tea trade in failures


Cramped, we expectation
Cramped, we complicit our techniques in a
Cramped, we verb the stress
Stressed, as water needed
We grasped
We body-farmed
We faxed sea-collar mines
Cramped, we mouth-sounded alarms
Cramped, we spread fingers spread
Spread, we wall the nameless several laughter
Shuts off & this is guilt's mechanism
Cramped, we muscle fatigue so many nouns tonite
Cramped, we nounds our open-eyed apology posture
("The body" is defined by capture of an incommensurate
Absence, of the area not yet wounded)
Wound, an archive archived
Wound, a side effect
Cramped, we insect
Cramped, we redaction brackets the loudest in hiding
Cramped, we water the eyes
Water, the blood when red is read as dying
Water, we comply with incipient panic
Panic, we does not breathe for seconds need
Breathes, we lift
Lift, we repeat
Lift, we review a they in a warmth kitchen wrapped
Cramped, no harm resolute goes the written as times sinking alibi
Harmed, without incident
Harmed without pulsing his leave is our evening  (124-125)

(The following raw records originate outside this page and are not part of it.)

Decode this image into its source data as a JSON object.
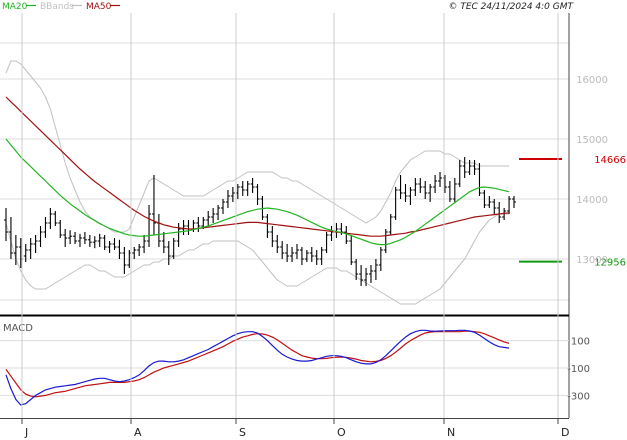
{
  "header": {
    "legend": [
      {
        "label": "MA20",
        "color": "#22b422"
      },
      {
        "label": "BBands",
        "color": "#c0c0c0"
      },
      {
        "label": "MA50",
        "color": "#a01010"
      }
    ],
    "copyright": "© TEC 24/11/2024 4:0 GMT"
  },
  "chart_data": [
    {
      "type": "line",
      "title": "",
      "x_tick_labels": [
        "J",
        "A",
        "S",
        "O",
        "N",
        "D"
      ],
      "y_tick_labels": [
        "13000",
        "14000",
        "15000",
        "16000"
      ],
      "ylim": [
        12100,
        17100
      ],
      "series_colors": {
        "price": "#000000",
        "ma20": "#22b422",
        "ma50": "#a01010",
        "bbands": "#c0c0c0"
      },
      "levels": [
        {
          "label": "14666",
          "value": 14666,
          "color": "#cc0000"
        },
        {
          "label": "12956",
          "value": 12956,
          "color": "#119911"
        }
      ],
      "candles": [
        [
          13650,
          13850,
          13300,
          13450
        ],
        [
          13450,
          13700,
          13000,
          13100
        ],
        [
          13100,
          13400,
          12900,
          13200
        ],
        [
          13200,
          13350,
          12850,
          13000
        ],
        [
          13050,
          13250,
          12950,
          13150
        ],
        [
          13150,
          13350,
          13000,
          13250
        ],
        [
          13250,
          13400,
          13100,
          13300
        ],
        [
          13300,
          13550,
          13200,
          13450
        ],
        [
          13450,
          13700,
          13350,
          13600
        ],
        [
          13600,
          13850,
          13500,
          13750
        ],
        [
          13750,
          13800,
          13550,
          13600
        ],
        [
          13600,
          13650,
          13350,
          13400
        ],
        [
          13400,
          13500,
          13200,
          13350
        ],
        [
          13350,
          13480,
          13250,
          13380
        ],
        [
          13380,
          13450,
          13250,
          13300
        ],
        [
          13300,
          13420,
          13200,
          13350
        ],
        [
          13350,
          13450,
          13250,
          13320
        ],
        [
          13320,
          13400,
          13200,
          13280
        ],
        [
          13280,
          13380,
          13180,
          13300
        ],
        [
          13300,
          13420,
          13200,
          13350
        ],
        [
          13350,
          13400,
          13150,
          13200
        ],
        [
          13200,
          13300,
          13100,
          13250
        ],
        [
          13250,
          13350,
          13150,
          13200
        ],
        [
          13200,
          13320,
          13000,
          13100
        ],
        [
          13100,
          13200,
          12750,
          12900
        ],
        [
          12900,
          13150,
          12850,
          13100
        ],
        [
          13100,
          13200,
          13000,
          13150
        ],
        [
          13150,
          13250,
          13050,
          13200
        ],
        [
          13200,
          13400,
          13100,
          13300
        ],
        [
          13300,
          13900,
          13200,
          13750
        ],
        [
          13750,
          14400,
          13400,
          13600
        ],
        [
          13600,
          13750,
          13200,
          13300
        ],
        [
          13300,
          13450,
          13100,
          13200
        ],
        [
          13200,
          13300,
          12900,
          13050
        ],
        [
          13050,
          13350,
          13000,
          13300
        ],
        [
          13300,
          13600,
          13200,
          13500
        ],
        [
          13500,
          13650,
          13400,
          13550
        ],
        [
          13550,
          13650,
          13400,
          13500
        ],
        [
          13500,
          13650,
          13450,
          13600
        ],
        [
          13600,
          13700,
          13450,
          13550
        ],
        [
          13550,
          13700,
          13500,
          13650
        ],
        [
          13650,
          13800,
          13550,
          13700
        ],
        [
          13700,
          13850,
          13600,
          13750
        ],
        [
          13750,
          13900,
          13650,
          13850
        ],
        [
          13850,
          14000,
          13750,
          13950
        ],
        [
          13950,
          14150,
          13850,
          14050
        ],
        [
          14050,
          14200,
          13950,
          14100
        ],
        [
          14100,
          14250,
          14000,
          14200
        ],
        [
          14200,
          14300,
          14050,
          14150
        ],
        [
          14150,
          14300,
          14050,
          14250
        ],
        [
          14250,
          14350,
          14100,
          14200
        ],
        [
          14200,
          14250,
          13900,
          14000
        ],
        [
          14000,
          14050,
          13650,
          13700
        ],
        [
          13700,
          13750,
          13350,
          13450
        ],
        [
          13450,
          13550,
          13200,
          13300
        ],
        [
          13300,
          13400,
          13100,
          13200
        ],
        [
          13200,
          13300,
          13000,
          13100
        ],
        [
          13100,
          13250,
          12950,
          13050
        ],
        [
          13050,
          13200,
          12950,
          13100
        ],
        [
          13100,
          13250,
          13000,
          13150
        ],
        [
          13150,
          13200,
          12900,
          13000
        ],
        [
          13000,
          13150,
          12950,
          13100
        ],
        [
          13100,
          13200,
          12950,
          13050
        ],
        [
          13050,
          13150,
          12900,
          13000
        ],
        [
          13000,
          13200,
          12900,
          13150
        ],
        [
          13150,
          13450,
          13100,
          13400
        ],
        [
          13400,
          13550,
          13300,
          13450
        ],
        [
          13450,
          13600,
          13350,
          13500
        ],
        [
          13500,
          13600,
          13400,
          13450
        ],
        [
          13450,
          13550,
          13250,
          13300
        ],
        [
          13300,
          13400,
          12900,
          12950
        ],
        [
          12950,
          13000,
          12650,
          12750
        ],
        [
          12750,
          12900,
          12550,
          12650
        ],
        [
          12650,
          12850,
          12550,
          12750
        ],
        [
          12750,
          12900,
          12600,
          12800
        ],
        [
          12800,
          13000,
          12650,
          12900
        ],
        [
          12900,
          13200,
          12800,
          13150
        ],
        [
          13150,
          13500,
          13100,
          13450
        ],
        [
          13450,
          13750,
          13400,
          13700
        ],
        [
          13700,
          14200,
          13650,
          14150
        ],
        [
          14150,
          14400,
          14000,
          14100
        ],
        [
          14100,
          14250,
          13950,
          14050
        ],
        [
          14050,
          14200,
          13900,
          14150
        ],
        [
          14150,
          14350,
          14050,
          14250
        ],
        [
          14250,
          14350,
          14100,
          14200
        ],
        [
          14200,
          14300,
          14000,
          14100
        ],
        [
          14100,
          14250,
          13950,
          14200
        ],
        [
          14200,
          14400,
          14100,
          14300
        ],
        [
          14300,
          14450,
          14200,
          14350
        ],
        [
          14350,
          14400,
          14100,
          14200
        ],
        [
          14200,
          14300,
          13950,
          14000
        ],
        [
          14000,
          14350,
          13950,
          14250
        ],
        [
          14250,
          14650,
          14200,
          14550
        ],
        [
          14550,
          14700,
          14350,
          14450
        ],
        [
          14450,
          14650,
          14400,
          14550
        ],
        [
          14550,
          14650,
          14400,
          14500
        ],
        [
          14500,
          14600,
          14050,
          14100
        ],
        [
          14100,
          14150,
          13850,
          13900
        ],
        [
          13900,
          14050,
          13850,
          13950
        ],
        [
          13950,
          14000,
          13750,
          13850
        ],
        [
          13850,
          13950,
          13600,
          13700
        ],
        [
          13700,
          13850,
          13650,
          13800
        ],
        [
          13800,
          14050,
          13750,
          14000
        ],
        [
          14000,
          14050,
          13850,
          13950
        ]
      ],
      "ma20": [
        15000,
        14900,
        14800,
        14700,
        14620,
        14540,
        14460,
        14380,
        14300,
        14220,
        14140,
        14060,
        13990,
        13920,
        13860,
        13800,
        13740,
        13690,
        13640,
        13590,
        13550,
        13510,
        13480,
        13450,
        13420,
        13400,
        13390,
        13380,
        13380,
        13390,
        13400,
        13410,
        13420,
        13430,
        13440,
        13450,
        13460,
        13470,
        13490,
        13510,
        13530,
        13550,
        13580,
        13610,
        13640,
        13670,
        13700,
        13730,
        13760,
        13790,
        13810,
        13830,
        13840,
        13850,
        13840,
        13830,
        13810,
        13790,
        13760,
        13730,
        13690,
        13650,
        13610,
        13570,
        13530,
        13500,
        13480,
        13460,
        13440,
        13420,
        13390,
        13360,
        13330,
        13300,
        13270,
        13250,
        13240,
        13240,
        13260,
        13290,
        13320,
        13360,
        13410,
        13460,
        13520,
        13580,
        13640,
        13700,
        13760,
        13820,
        13880,
        13940,
        14000,
        14060,
        14120,
        14160,
        14190,
        14200,
        14190,
        14180,
        14160,
        14140,
        14120
      ],
      "ma50": [
        15700,
        15620,
        15540,
        15460,
        15380,
        15300,
        15220,
        15140,
        15060,
        14980,
        14900,
        14820,
        14740,
        14660,
        14580,
        14500,
        14430,
        14360,
        14290,
        14230,
        14170,
        14110,
        14050,
        13990,
        13930,
        13870,
        13810,
        13760,
        13710,
        13670,
        13630,
        13600,
        13570,
        13550,
        13530,
        13520,
        13510,
        13500,
        13500,
        13510,
        13520,
        13530,
        13540,
        13550,
        13560,
        13570,
        13580,
        13590,
        13600,
        13610,
        13610,
        13610,
        13600,
        13590,
        13580,
        13570,
        13560,
        13550,
        13540,
        13530,
        13520,
        13510,
        13500,
        13490,
        13480,
        13470,
        13460,
        13450,
        13440,
        13430,
        13420,
        13410,
        13400,
        13390,
        13380,
        13380,
        13380,
        13390,
        13400,
        13410,
        13420,
        13430,
        13450,
        13460,
        13480,
        13500,
        13520,
        13540,
        13560,
        13580,
        13600,
        13620,
        13640,
        13660,
        13680,
        13700,
        13710,
        13720,
        13730,
        13740,
        13750,
        13760,
        13770
      ],
      "bb_upper": [
        16100,
        16300,
        16300,
        16250,
        16150,
        16050,
        15950,
        15850,
        15700,
        15500,
        15200,
        14900,
        14600,
        14350,
        14150,
        13950,
        13800,
        13700,
        13650,
        13600,
        13550,
        13500,
        13450,
        13450,
        13450,
        13500,
        13700,
        13900,
        14100,
        14300,
        14350,
        14300,
        14250,
        14200,
        14150,
        14100,
        14050,
        14050,
        14050,
        14050,
        14050,
        14100,
        14150,
        14200,
        14250,
        14300,
        14300,
        14350,
        14400,
        14450,
        14450,
        14450,
        14450,
        14450,
        14450,
        14400,
        14350,
        14350,
        14300,
        14300,
        14250,
        14200,
        14150,
        14100,
        14050,
        14000,
        13950,
        13900,
        13850,
        13800,
        13750,
        13700,
        13650,
        13600,
        13650,
        13700,
        13800,
        13950,
        14100,
        14300,
        14450,
        14550,
        14650,
        14700,
        14750,
        14800,
        14800,
        14800,
        14800,
        14750,
        14750,
        14700,
        14650,
        14600,
        14600,
        14600,
        14550,
        14550,
        14550,
        14550,
        14550,
        14550,
        14550
      ],
      "bb_lower": [
        13600,
        13300,
        13000,
        12800,
        12650,
        12550,
        12500,
        12500,
        12500,
        12550,
        12600,
        12650,
        12700,
        12750,
        12800,
        12850,
        12900,
        12900,
        12850,
        12800,
        12800,
        12750,
        12700,
        12700,
        12700,
        12750,
        12800,
        12850,
        12900,
        12900,
        12950,
        12950,
        13000,
        13000,
        13050,
        13050,
        13100,
        13150,
        13150,
        13200,
        13250,
        13250,
        13300,
        13300,
        13300,
        13300,
        13300,
        13300,
        13250,
        13200,
        13150,
        13050,
        12950,
        12850,
        12750,
        12650,
        12600,
        12550,
        12550,
        12550,
        12600,
        12650,
        12700,
        12750,
        12800,
        12850,
        12850,
        12850,
        12800,
        12800,
        12750,
        12700,
        12650,
        12600,
        12550,
        12500,
        12450,
        12400,
        12350,
        12300,
        12250,
        12250,
        12250,
        12250,
        12300,
        12350,
        12400,
        12450,
        12500,
        12600,
        12700,
        12800,
        12900,
        13000,
        13150,
        13300,
        13450,
        13550,
        13650,
        13700,
        13750,
        13750,
        13750
      ]
    },
    {
      "type": "line",
      "title": "MACD",
      "y_tick_labels": [
        "100",
        "-100",
        "-300"
      ],
      "ylim": [
        -450,
        250
      ],
      "series_colors": {
        "macd": "#1a1ad0",
        "signal": "#c01010"
      },
      "macd": [
        -150,
        -250,
        -330,
        -370,
        -360,
        -330,
        -300,
        -280,
        -260,
        -250,
        -240,
        -235,
        -230,
        -225,
        -220,
        -210,
        -200,
        -190,
        -180,
        -175,
        -175,
        -185,
        -195,
        -200,
        -195,
        -185,
        -170,
        -150,
        -120,
        -85,
        -60,
        -50,
        -50,
        -55,
        -55,
        -50,
        -40,
        -25,
        -10,
        5,
        20,
        35,
        55,
        75,
        95,
        115,
        135,
        150,
        160,
        165,
        165,
        155,
        130,
        100,
        65,
        30,
        0,
        -20,
        -35,
        -45,
        -50,
        -50,
        -45,
        -35,
        -25,
        -15,
        -10,
        -10,
        -15,
        -25,
        -40,
        -55,
        -65,
        -70,
        -70,
        -60,
        -40,
        -10,
        25,
        60,
        95,
        125,
        150,
        165,
        175,
        175,
        170,
        168,
        170,
        172,
        172,
        172,
        175,
        175,
        170,
        160,
        140,
        115,
        90,
        70,
        55,
        50,
        45
      ],
      "signal": [
        -110,
        -160,
        -210,
        -260,
        -290,
        -305,
        -310,
        -305,
        -300,
        -290,
        -280,
        -275,
        -270,
        -260,
        -250,
        -240,
        -230,
        -225,
        -220,
        -215,
        -210,
        -205,
        -205,
        -205,
        -205,
        -200,
        -195,
        -185,
        -170,
        -150,
        -130,
        -115,
        -100,
        -90,
        -80,
        -70,
        -60,
        -50,
        -35,
        -20,
        -5,
        10,
        25,
        40,
        55,
        75,
        95,
        110,
        125,
        135,
        145,
        150,
        148,
        140,
        125,
        105,
        80,
        55,
        30,
        10,
        -10,
        -20,
        -28,
        -32,
        -32,
        -30,
        -25,
        -22,
        -20,
        -22,
        -28,
        -35,
        -45,
        -50,
        -55,
        -52,
        -45,
        -30,
        -10,
        15,
        45,
        75,
        100,
        120,
        140,
        155,
        162,
        165,
        165,
        165,
        165,
        165,
        165,
        168,
        168,
        165,
        160,
        150,
        135,
        120,
        105,
        90,
        80
      ]
    }
  ]
}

about your nerve center taxonomy, David writes:
your nerve center taxonomy  is a series of "staged occultations," where, owing to somatic practices a la ca conrad and others, work here uses both filters--repeating phrases or, in this case, conceptual frames--and rituals--predetermined activities/procedures--in order to be(come). they are, like "modular arterial cacophony,' poets theater pieces, intended to be reciprocally performed by others. in contrast to some of conrad's (soma)tics, which belong to a hugely important lineage of embodiment writing practices most profoundly associated, i think, with hannah weiner's work, these poems desire to be occulted (punished?) along with/ as extensions of their bodily environments, to be partially drowned out by their rituals (or vice versa?), rather than to emerge from their rituals.

all movements here seek to remain partially occulted, and the poetic writing is part of the ritual itself--where the ritual, or activity, divides the poem-space's attention, such that one does not write from notes afterwards, but one's notes are the poem, and the poems are the notes of the body signing in space and time. unlike the transcription practices of williamson or goldsmith, these "notes" are not jottings, descriptions, or pure dictation, but are rather staged writing acts in which the body seeks articulation thru a poetic mode from the outset, the transcriber attempting to write the poem on the spot, to, in a sense, claim itself, as mediated by and contiguous with its environment. this is to say that though the poems in this section are transcriptions, the object was to create an environment, a "distraction zone in miniature," part of which would be the "subject-body" attempting to voice thru signing, thru lyric, thru direct address, its struggle to "enunciate" or "speak" or "articulate" its fractures, multiples, constrictions, and, it turns out under such circumstances, its univocality, not to compile or to shape what has been compiled.



I plan to carry this book around with me for some time.  You should too.  It is available, as are most books mentioned on this blog, at Small Press Distribution.